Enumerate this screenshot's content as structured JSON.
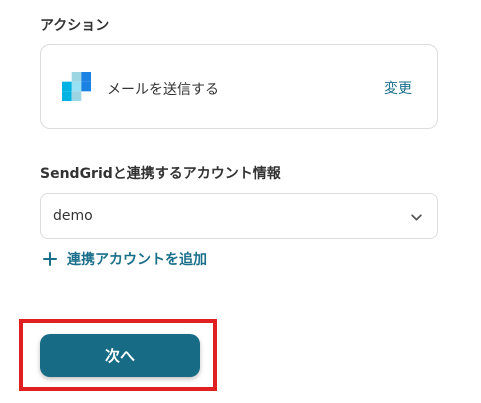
{
  "action_section": {
    "label": "アクション",
    "app_icon": "sendgrid-logo-icon",
    "action_name": "メールを送信する",
    "change_label": "変更"
  },
  "account_section": {
    "label": "SendGridと連携するアカウント情報",
    "selected_value": "demo",
    "add_account_label": "連携アカウントを追加"
  },
  "footer": {
    "next_label": "次へ"
  },
  "colors": {
    "accent": "#1a6f8a",
    "button_bg": "#186b84",
    "highlight": "#e02020",
    "border": "#dcdcdc"
  }
}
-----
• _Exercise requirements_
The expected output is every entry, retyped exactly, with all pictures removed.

• _Task result_
Enumerate this screenshot's content as structured JSON.
{
  "action_section": {
    "label": "アクション",
    "app_icon": "sendgrid-logo-icon",
    "action_name": "メールを送信する",
    "change_label": "変更"
  },
  "account_section": {
    "label": "SendGridと連携するアカウント情報",
    "selected_value": "demo",
    "add_account_label": "連携アカウントを追加"
  },
  "footer": {
    "next_label": "次へ"
  },
  "colors": {
    "accent": "#1a6f8a",
    "button_bg": "#186b84",
    "highlight": "#e02020",
    "border": "#dcdcdc"
  }
}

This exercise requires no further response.